The Rice Virtual Lab in Statistics is a valuable site for anyone interested in learning or teaching some of the basics of traditional, i.e. frequentist, statistics. The site offers several animations for understanding concepts which are often difficult for newcomers to statistics, e.g., sampling distribution characteristics and the Central Limit Theorem. The Rice University Virtual Lab in Statistics also offers an online – free; no registration required – introductory statistics textbook. The textbook is called HyperStat and contains chapters which cover the usual contents such as describing univariate and bivariate data, elementary probability, the normal distribution, point estimation, interval estimation, Null Hypothesis testing, statistical power, t-tests, Analysis of Variance (ANOVA), prediction, chi-square, non-parametric tests, and effect size estimates.
Another online repository of statistical resources is the site maintained by Michael Friendly at York University. The site offers a variety of links to resources for a variety of software, tutorials for specific analyses, and sections of links for statistical societies, associations, and academic departments; as well as links to support more general computing resources (e.g., using Unix). A similar site listing various statistical resources on the web is maintained by Clay Helberg.
Statsoft, the company behind the statistical software Statistica, also offers web surfers a textbook covering a variety of statistical topics. The Statsoft site covers topics ranging from elementary concepts, basic statistics, ANOVA/MANOVA to multivariate topics such as principle components and factor analysis, multidimensional scaling, and structural equation modeling.
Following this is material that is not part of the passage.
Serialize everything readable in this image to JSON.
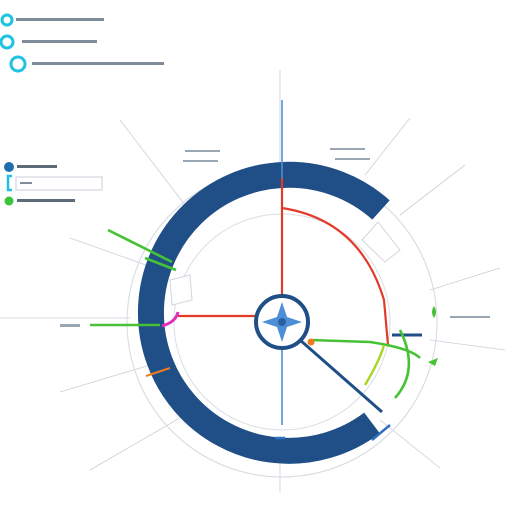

Unlike Statnotes, mentioned above, the Statsoft site does not offer software output or interpretation (although graphs and tables are often used). However, one handy feature of the Statsoft site is the interactive glossary; each hyperlinked word sends the users to the definition/entry for that word in the glossary. The Statsoft textbook is also available in printed form for $80 plus shipping.
Miscellaneous Other Resources
Another resource option for members of the UNT community, which is often overlooked, is the UNT library system. The library’s general catalog contains a monumental collection of resources, from textbooks being used in current courses to books which focus on the statistical analyses used in particular fields and authoritative books devoted to specific types of analysis (e.g., searching “logistic regression” yielded 66 returns). Furthermore, the electronic resources offer access to thousands of periodicals (i.e. journals) from a variety of databases (e.g. EBSCOHost, Medline, ERIC, LexisNexis, & JSTOR). One of the most frequently used databases by R&SS staff is the JSTOR database, which contains many of the most prominent methodological and statistical journals – with almost all articles available (through the UNT portal) in full text (i.e. Adobe.pdf format). Another commonly used resource is the Journal of Statistical Software, which contains articles on a variety of statistical computing applications/software, as well as articles covering statistical methods. One more often consulted resource is the little green books which are actually a series published by Sage. The Quantitative Applications in the Social Sciences series are a collection of thin, soft covered, books; each dealing with a specific research or statistical topic. The UNT library carries approximately 145 of the series’ editions and the R&SS staff has collected most of the series as well. There are approximately 170 books in the series and a typical researcher would be hard pressed not to find something of value among them. Of course, there are more general resources, such as Google, Scholarpedia, Wikipedia, and even Youtube; all of which can be useful.
Until next time, remember, GIYF – Google is your friend.